The answer must be the full listing, reproduced without any change.

------------------------------

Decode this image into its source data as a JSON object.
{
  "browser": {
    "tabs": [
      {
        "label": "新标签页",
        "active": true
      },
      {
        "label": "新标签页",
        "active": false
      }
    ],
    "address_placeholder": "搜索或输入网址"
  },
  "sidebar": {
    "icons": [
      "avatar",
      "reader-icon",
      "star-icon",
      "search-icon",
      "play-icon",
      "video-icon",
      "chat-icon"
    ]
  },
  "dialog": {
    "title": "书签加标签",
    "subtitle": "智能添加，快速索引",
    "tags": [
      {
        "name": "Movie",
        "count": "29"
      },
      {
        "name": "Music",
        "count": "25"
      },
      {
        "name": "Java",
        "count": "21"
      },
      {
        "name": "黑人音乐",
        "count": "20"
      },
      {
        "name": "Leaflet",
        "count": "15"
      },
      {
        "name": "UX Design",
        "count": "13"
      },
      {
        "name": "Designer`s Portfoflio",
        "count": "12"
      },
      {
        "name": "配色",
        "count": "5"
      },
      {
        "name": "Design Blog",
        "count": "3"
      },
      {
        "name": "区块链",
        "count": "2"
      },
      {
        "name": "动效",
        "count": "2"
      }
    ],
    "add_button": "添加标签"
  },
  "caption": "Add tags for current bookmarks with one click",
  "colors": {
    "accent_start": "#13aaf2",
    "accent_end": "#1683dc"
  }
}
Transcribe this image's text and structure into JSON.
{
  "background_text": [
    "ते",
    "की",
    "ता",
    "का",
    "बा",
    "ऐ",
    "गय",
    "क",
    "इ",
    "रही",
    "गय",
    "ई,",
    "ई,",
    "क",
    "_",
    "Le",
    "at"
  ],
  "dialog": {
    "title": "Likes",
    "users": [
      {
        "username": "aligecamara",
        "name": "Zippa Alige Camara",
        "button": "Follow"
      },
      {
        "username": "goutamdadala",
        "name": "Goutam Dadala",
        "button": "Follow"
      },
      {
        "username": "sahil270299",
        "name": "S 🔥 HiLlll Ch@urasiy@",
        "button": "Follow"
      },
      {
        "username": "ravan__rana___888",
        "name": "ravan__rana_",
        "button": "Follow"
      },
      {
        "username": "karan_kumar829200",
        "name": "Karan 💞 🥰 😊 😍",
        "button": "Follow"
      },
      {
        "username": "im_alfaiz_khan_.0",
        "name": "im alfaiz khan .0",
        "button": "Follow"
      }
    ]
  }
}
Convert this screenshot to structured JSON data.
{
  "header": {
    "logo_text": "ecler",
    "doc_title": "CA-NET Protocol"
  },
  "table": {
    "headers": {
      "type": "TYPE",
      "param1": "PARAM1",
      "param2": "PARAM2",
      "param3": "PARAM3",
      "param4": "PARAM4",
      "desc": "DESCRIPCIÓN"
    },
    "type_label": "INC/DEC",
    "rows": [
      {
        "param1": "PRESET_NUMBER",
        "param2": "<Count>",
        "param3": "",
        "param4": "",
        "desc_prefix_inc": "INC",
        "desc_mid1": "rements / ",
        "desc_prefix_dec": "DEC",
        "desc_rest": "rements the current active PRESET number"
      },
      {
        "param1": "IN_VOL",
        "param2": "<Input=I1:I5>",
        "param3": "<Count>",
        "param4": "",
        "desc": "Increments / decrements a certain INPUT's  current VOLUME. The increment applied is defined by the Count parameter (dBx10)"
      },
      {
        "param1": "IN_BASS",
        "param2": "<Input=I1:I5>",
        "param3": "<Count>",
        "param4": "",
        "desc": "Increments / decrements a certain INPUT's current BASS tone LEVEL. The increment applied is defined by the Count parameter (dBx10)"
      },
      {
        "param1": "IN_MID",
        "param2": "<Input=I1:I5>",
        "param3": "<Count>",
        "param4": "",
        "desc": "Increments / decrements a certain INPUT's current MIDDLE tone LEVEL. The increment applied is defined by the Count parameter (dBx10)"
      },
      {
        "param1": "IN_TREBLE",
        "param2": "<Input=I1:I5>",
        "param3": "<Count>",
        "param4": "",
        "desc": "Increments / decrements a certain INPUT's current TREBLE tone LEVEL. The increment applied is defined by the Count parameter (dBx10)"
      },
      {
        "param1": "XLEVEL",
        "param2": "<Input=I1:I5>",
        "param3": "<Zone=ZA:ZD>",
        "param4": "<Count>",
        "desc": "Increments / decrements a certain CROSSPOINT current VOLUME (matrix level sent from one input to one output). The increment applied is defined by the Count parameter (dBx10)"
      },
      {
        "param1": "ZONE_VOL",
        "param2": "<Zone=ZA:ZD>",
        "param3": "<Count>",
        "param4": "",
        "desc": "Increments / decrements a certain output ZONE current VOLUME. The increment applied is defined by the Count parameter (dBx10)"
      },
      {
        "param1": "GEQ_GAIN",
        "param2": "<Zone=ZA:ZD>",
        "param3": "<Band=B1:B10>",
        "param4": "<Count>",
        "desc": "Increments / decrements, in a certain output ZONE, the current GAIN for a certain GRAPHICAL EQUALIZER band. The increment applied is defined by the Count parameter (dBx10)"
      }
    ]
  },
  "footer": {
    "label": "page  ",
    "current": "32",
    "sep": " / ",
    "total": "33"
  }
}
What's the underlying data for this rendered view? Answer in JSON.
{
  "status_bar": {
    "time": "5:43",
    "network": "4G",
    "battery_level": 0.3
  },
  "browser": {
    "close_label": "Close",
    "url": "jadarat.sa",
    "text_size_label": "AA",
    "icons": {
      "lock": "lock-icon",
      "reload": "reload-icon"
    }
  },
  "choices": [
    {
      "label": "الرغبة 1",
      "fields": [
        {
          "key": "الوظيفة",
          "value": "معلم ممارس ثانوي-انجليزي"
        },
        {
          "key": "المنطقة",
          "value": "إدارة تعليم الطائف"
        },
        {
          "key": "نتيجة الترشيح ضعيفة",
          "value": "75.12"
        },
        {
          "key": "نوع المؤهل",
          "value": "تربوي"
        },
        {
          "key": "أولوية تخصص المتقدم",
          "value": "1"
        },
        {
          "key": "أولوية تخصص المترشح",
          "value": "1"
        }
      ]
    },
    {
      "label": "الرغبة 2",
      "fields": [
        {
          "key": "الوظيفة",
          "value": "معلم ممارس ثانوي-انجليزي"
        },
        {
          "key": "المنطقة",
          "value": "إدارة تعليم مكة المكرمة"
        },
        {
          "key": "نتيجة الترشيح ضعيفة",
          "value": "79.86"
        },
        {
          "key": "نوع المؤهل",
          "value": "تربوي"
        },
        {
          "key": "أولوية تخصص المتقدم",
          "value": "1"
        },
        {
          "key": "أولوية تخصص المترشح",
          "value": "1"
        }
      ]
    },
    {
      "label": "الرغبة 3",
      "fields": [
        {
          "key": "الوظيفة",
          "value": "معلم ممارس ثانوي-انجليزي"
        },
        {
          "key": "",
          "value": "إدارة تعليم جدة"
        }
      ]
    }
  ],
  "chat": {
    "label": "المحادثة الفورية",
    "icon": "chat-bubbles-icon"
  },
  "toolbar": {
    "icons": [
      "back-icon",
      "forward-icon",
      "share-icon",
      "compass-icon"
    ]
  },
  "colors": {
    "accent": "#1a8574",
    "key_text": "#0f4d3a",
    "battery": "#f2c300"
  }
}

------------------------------

▸ **Completed exercise**:
Decode this image into its source data as a JSON object.
{
  "browser": {
    "tabs": [
      {
        "label": "新标签页",
        "active": true
      },
      {
        "label": "新标签页",
        "active": false
      }
    ],
    "address_placeholder": "搜索或输入网址"
  },
  "sidebar": {
    "icons": [
      "avatar",
      "reader-icon",
      "star-icon",
      "search-icon",
      "play-icon",
      "video-icon",
      "chat-icon"
    ]
  },
  "dialog": {
    "title": "书签加标签",
    "subtitle": "智能添加，快速索引",
    "tags": [
      {
        "name": "Movie",
        "count": "29"
      },
      {
        "name": "Music",
        "count": "25"
      },
      {
        "name": "Java",
        "count": "21"
      },
      {
        "name": "黑人音乐",
        "count": "20"
      },
      {
        "name": "Leaflet",
        "count": "15"
      },
      {
        "name": "UX Design",
        "count": "13"
      },
      {
        "name": "Designer`s Portfoflio",
        "count": "12"
      },
      {
        "name": "配色",
        "count": "5"
      },
      {
        "name": "Design Blog",
        "count": "3"
      },
      {
        "name": "区块链",
        "count": "2"
      },
      {
        "name": "动效",
        "count": "2"
      }
    ],
    "add_button": "添加标签"
  },
  "caption": "Add tags for current bookmarks with one click",
  "colors": {
    "accent_start": "#13aaf2",
    "accent_end": "#1683dc"
  }
}
Transcribe this image's text and structure into JSON.
{
  "background_text": [
    "ते",
    "की",
    "ता",
    "का",
    "बा",
    "ऐ",
    "गय",
    "क",
    "इ",
    "रही",
    "गय",
    "ई,",
    "ई,",
    "क",
    "_",
    "Le",
    "at"
  ],
  "dialog": {
    "title": "Likes",
    "users": [
      {
        "username": "aligecamara",
        "name": "Zippa Alige Camara",
        "button": "Follow"
      },
      {
        "username": "goutamdadala",
        "name": "Goutam Dadala",
        "button": "Follow"
      },
      {
        "username": "sahil270299",
        "name": "S 🔥 HiLlll Ch@urasiy@",
        "button": "Follow"
      },
      {
        "username": "ravan__rana___888",
        "name": "ravan__rana_",
        "button": "Follow"
      },
      {
        "username": "karan_kumar829200",
        "name": "Karan 💞 🥰 😊 😍",
        "button": "Follow"
      },
      {
        "username": "im_alfaiz_khan_.0",
        "name": "im alfaiz khan .0",
        "button": "Follow"
      }
    ]
  }
}
Convert this screenshot to structured JSON data.
{
  "header": {
    "logo_text": "ecler",
    "doc_title": "CA-NET Protocol"
  },
  "table": {
    "headers": {
      "type": "TYPE",
      "param1": "PARAM1",
      "param2": "PARAM2",
      "param3": "PARAM3",
      "param4": "PARAM4",
      "desc": "DESCRIPCIÓN"
    },
    "type_label": "INC/DEC",
    "rows": [
      {
        "param1": "PRESET_NUMBER",
        "param2": "<Count>",
        "param3": "",
        "param4": "",
        "desc_prefix_inc": "INC",
        "desc_mid1": "rements / ",
        "desc_prefix_dec": "DEC",
        "desc_rest": "rements the current active PRESET number"
      },
      {
        "param1": "IN_VOL",
        "param2": "<Input=I1:I5>",
        "param3": "<Count>",
        "param4": "",
        "desc": "Increments / decrements a certain INPUT's  current VOLUME. The increment applied is defined by the Count parameter (dBx10)"
      },
      {
        "param1": "IN_BASS",
        "param2": "<Input=I1:I5>",
        "param3": "<Count>",
        "param4": "",
        "desc": "Increments / decrements a certain INPUT's current BASS tone LEVEL. The increment applied is defined by the Count parameter (dBx10)"
      },
      {
        "param1": "IN_MID",
        "param2": "<Input=I1:I5>",
        "param3": "<Count>",
        "param4": "",
        "desc": "Increments / decrements a certain INPUT's current MIDDLE tone LEVEL. The increment applied is defined by the Count parameter (dBx10)"
      },
      {
        "param1": "IN_TREBLE",
        "param2": "<Input=I1:I5>",
        "param3": "<Count>",
        "param4": "",
        "desc": "Increments / decrements a certain INPUT's current TREBLE tone LEVEL. The increment applied is defined by the Count parameter (dBx10)"
      },
      {
        "param1": "XLEVEL",
        "param2": "<Input=I1:I5>",
        "param3": "<Zone=ZA:ZD>",
        "param4": "<Count>",
        "desc": "Increments / decrements a certain CROSSPOINT current VOLUME (matrix level sent from one input to one output). The increment applied is defined by the Count parameter (dBx10)"
      },
      {
        "param1": "ZONE_VOL",
        "param2": "<Zone=ZA:ZD>",
        "param3": "<Count>",
        "param4": "",
        "desc": "Increments / decrements a certain output ZONE current VOLUME. The increment applied is defined by the Count parameter (dBx10)"
      },
      {
        "param1": "GEQ_GAIN",
        "param2": "<Zone=ZA:ZD>",
        "param3": "<Band=B1:B10>",
        "param4": "<Count>",
        "desc": "Increments / decrements, in a certain output ZONE, the current GAIN for a certain GRAPHICAL EQUALIZER band. The increment applied is defined by the Count parameter (dBx10)"
      }
    ]
  },
  "footer": {
    "label": "page  ",
    "current": "32",
    "sep": " / ",
    "total": "33"
  }
}
What's the underlying data for this rendered view? Answer in JSON.
{
  "status_bar": {
    "time": "5:43",
    "network": "4G",
    "battery_level": 0.3
  },
  "browser": {
    "close_label": "Close",
    "url": "jadarat.sa",
    "text_size_label": "AA",
    "icons": {
      "lock": "lock-icon",
      "reload": "reload-icon"
    }
  },
  "choices": [
    {
      "label": "الرغبة 1",
      "fields": [
        {
          "key": "الوظيفة",
          "value": "معلم ممارس ثانوي-انجليزي"
        },
        {
          "key": "المنطقة",
          "value": "إدارة تعليم الطائف"
        },
        {
          "key": "نتيجة الترشيح ضعيفة",
          "value": "75.12"
        },
        {
          "key": "نوع المؤهل",
          "value": "تربوي"
        },
        {
          "key": "أولوية تخصص المتقدم",
          "value": "1"
        },
        {
          "key": "أولوية تخصص المترشح",
          "value": "1"
        }
      ]
    },
    {
      "label": "الرغبة 2",
      "fields": [
        {
          "key": "الوظيفة",
          "value": "معلم ممارس ثانوي-انجليزي"
        },
        {
          "key": "المنطقة",
          "value": "إدارة تعليم مكة المكرمة"
        },
        {
          "key": "نتيجة الترشيح ضعيفة",
          "value": "79.86"
        },
        {
          "key": "نوع المؤهل",
          "value": "تربوي"
        },
        {
          "key": "أولوية تخصص المتقدم",
          "value": "1"
        },
        {
          "key": "أولوية تخصص المترشح",
          "value": "1"
        }
      ]
    },
    {
      "label": "الرغبة 3",
      "fields": [
        {
          "key": "الوظيفة",
          "value": "معلم ممارس ثانوي-انجليزي"
        },
        {
          "key": "",
          "value": "إدارة تعليم جدة"
        }
      ]
    }
  ],
  "chat": {
    "label": "المحادثة الفورية",
    "icon": "chat-bubbles-icon"
  },
  "toolbar": {
    "icons": [
      "back-icon",
      "forward-icon",
      "share-icon",
      "compass-icon"
    ]
  },
  "colors": {
    "accent": "#1a8574",
    "key_text": "#0f4d3a",
    "battery": "#f2c300"
  }
}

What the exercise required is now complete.